There’s not a lot of money for CGI or marketing unfortunately and a lot of local films go widely unseen in Australia. What’s the one film you worked on you wish more people had seen?
Well it’s not Australian but The Libertine is one. Laurence Dunmore and Johnny Depp wanted to keep the original cut the way it was but Harvey Weinstein didn’t want it that way. Weinstein pretty much shelved that film and it went widely unseen. Weinstein was a bully in more ways than one.
What’s the best edited Australian film you’ve seen recently?

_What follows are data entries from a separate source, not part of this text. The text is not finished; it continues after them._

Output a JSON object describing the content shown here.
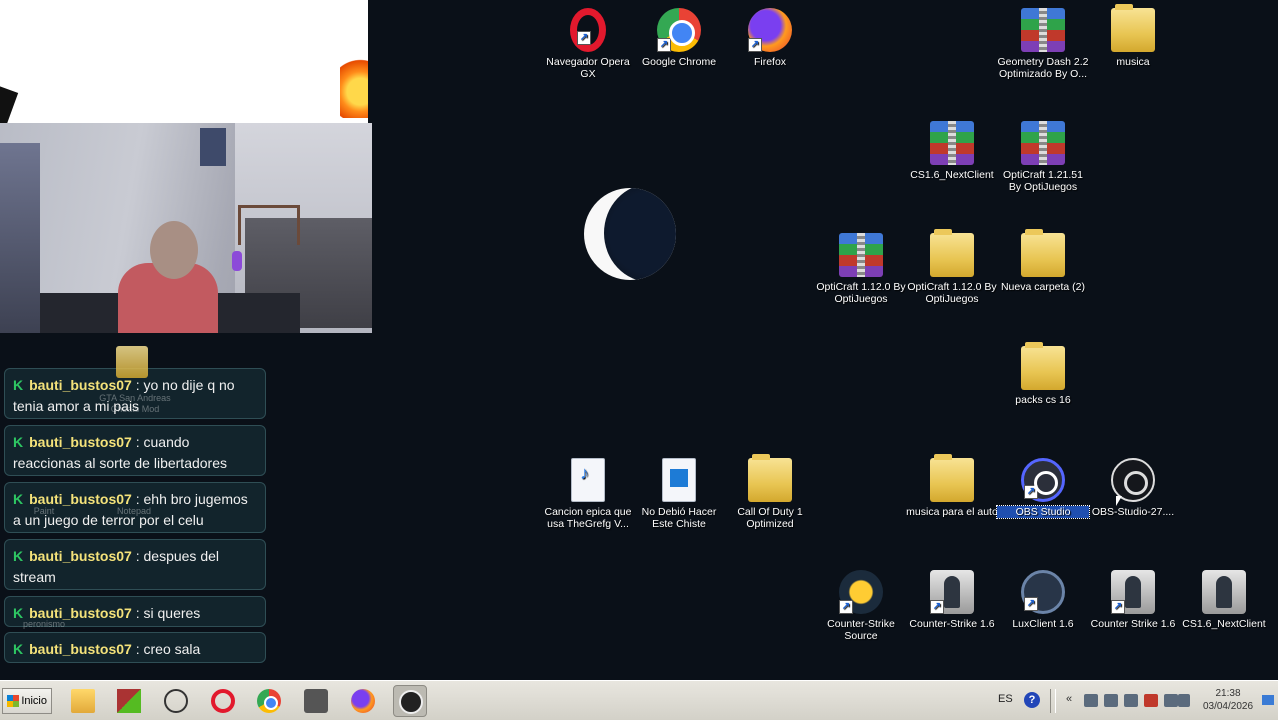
{
  "chat": {
    "badge": "K",
    "messages": [
      {
        "user": "bauti_bustos07",
        "text": ": yo no dije q no tenia amor a mi pais"
      },
      {
        "user": "bauti_bustos07",
        "text": ": cuando reaccionas al sorte de libertadores"
      },
      {
        "user": "bauti_bustos07",
        "text": ": ehh bro jugemos a un juego de terror por el celu"
      },
      {
        "user": "bauti_bustos07",
        "text": ": despues del stream"
      },
      {
        "user": "bauti_bustos07",
        "text": ": si queres"
      },
      {
        "user": "bauti_bustos07",
        "text": ": creo sala"
      }
    ]
  },
  "desktop": {
    "icons": [
      {
        "label": "Navegador Opera GX",
        "icon": "opera-icon",
        "shortcut": true
      },
      {
        "label": "Google Chrome",
        "icon": "chrome-icon",
        "shortcut": true
      },
      {
        "label": "Firefox",
        "icon": "firefox-icon",
        "shortcut": true
      },
      {
        "label": "Geometry Dash 2.2 Optimizado By O...",
        "icon": "winrar-archive-icon",
        "shortcut": false
      },
      {
        "label": "musica",
        "icon": "folder-icon",
        "shortcut": false
      },
      {
        "label": "CS1.6_NextClient",
        "icon": "winrar-archive-icon",
        "shortcut": false
      },
      {
        "label": "OptiCraft 1.21.51 By OptiJuegos",
        "icon": "winrar-archive-icon",
        "shortcut": false
      },
      {
        "label": "OptiCraft 1.12.0 By OptiJuegos",
        "icon": "winrar-archive-icon",
        "shortcut": false
      },
      {
        "label": "OptiCraft 1.12.0 By OptiJuegos",
        "icon": "folder-icon",
        "shortcut": false
      },
      {
        "label": "Nueva carpeta (2)",
        "icon": "folder-icon",
        "shortcut": false
      },
      {
        "label": "packs cs 16",
        "icon": "folder-icon",
        "shortcut": false
      },
      {
        "label": "Cancion epica que usa TheGrefg V...",
        "icon": "mp3-file-icon",
        "shortcut": false
      },
      {
        "label": "No Debió Hacer Este Chiste",
        "icon": "video-file-icon",
        "shortcut": false
      },
      {
        "label": "Call Of Duty 1 Optimized",
        "icon": "folder-icon",
        "shortcut": false
      },
      {
        "label": "musica para el auto",
        "icon": "folder-icon",
        "shortcut": false
      },
      {
        "label": "OBS Studio",
        "icon": "obs-icon",
        "shortcut": true
      },
      {
        "label": "OBS-Studio-27....",
        "icon": "obs-installer-icon",
        "shortcut": false
      },
      {
        "label": "Counter-Strike Source",
        "icon": "cs-source-icon",
        "shortcut": true
      },
      {
        "label": "Counter-Strike 1.6",
        "icon": "counter-strike-icon",
        "shortcut": true
      },
      {
        "label": "LuxClient 1.6",
        "icon": "luxclient-icon",
        "shortcut": true
      },
      {
        "label": "Counter Strike 1.6",
        "icon": "counter-strike-icon",
        "shortcut": true
      },
      {
        "label": "CS1.6_NextClient",
        "icon": "counter-strike-icon",
        "shortcut": false
      }
    ],
    "behind_chat": [
      "GTA San Andreas Cheats Mod",
      "Paint",
      "Notepad",
      "peronismo"
    ]
  },
  "taskbar": {
    "start_label": "Inicio",
    "apps": [
      "explorer-icon",
      "geometry-dash-icon",
      "cs-client-icon",
      "opera-icon",
      "chrome-icon",
      "counter-strike-icon",
      "firefox-icon",
      "obs-icon"
    ],
    "lang": "ES",
    "help": "?",
    "chevron": "«",
    "time": "21:38",
    "date": "03/04/2026"
  },
  "colors": {
    "desktop_bg": "#0a1018",
    "chat_user": "#f4e27a",
    "chat_badge": "#2ec763",
    "taskbar_bg": "#dddbd3",
    "selection": "#1f4fb0"
  }
}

It’s a weird thing to say but I don’t look at films for the editing, unless it’s bad. [Laughs]. I see many Australian films and one which really sticks out in terms of editing would be Sweet Country. It’s excellent. I don’t really go for things like Mad Max: Fury Road even though it’s done really, really well and you can see the labour in it. I prefer smaller films. A well edited film is a film that works. I can see the skill in a lot of movies but I’m just not that interested in the way a film is edited. [Laughs]. It has to be emotional, it has to arrive to a conclusion and it has to tell a good story. I don’t go for all that invisible bullshit. Sometimes it’s correct and other times it isn’t. It’s just got to deliver stylistically according to the director. Baz was a madman so I’d give him a mad edit! [Laughs].
Is the Australian film industry in a better place now than it was when you started out?
I wouldn’t think so. There wasn’t much happening when I started but there was much more optimism than there is now. The more boxes you have to tick to get something done is never a good thing and that’s a big part of the industry now. It doesn’t feel the same anymore. It doesn’t feel as impulsive. It’s much more measured. You can see in a film like Lion that someone has interfered and told them to hurry certain bits up. Lion was on its way to being the perfect film. Even though its done incredibly well, you can see the interference from the studio. It’s not constant in style. Other people may have been interfering for the wrong reasons.
What advice do you have for people starting out on their own filmmaking journey?
Go out there and do it. You just have to take action and do it. If you’re good you will rise to the top. You can’t whinge about how you couldn’t do this or that. Everyone wants a sunny day to shoot, but sometimes you’re going to get a rainy day. Accept change and adapt. Work your way through it.
Jill Bilcock: Dancing the Invisible will screen at the Gold Coast Film Festival on Friday, 20 April. Details here.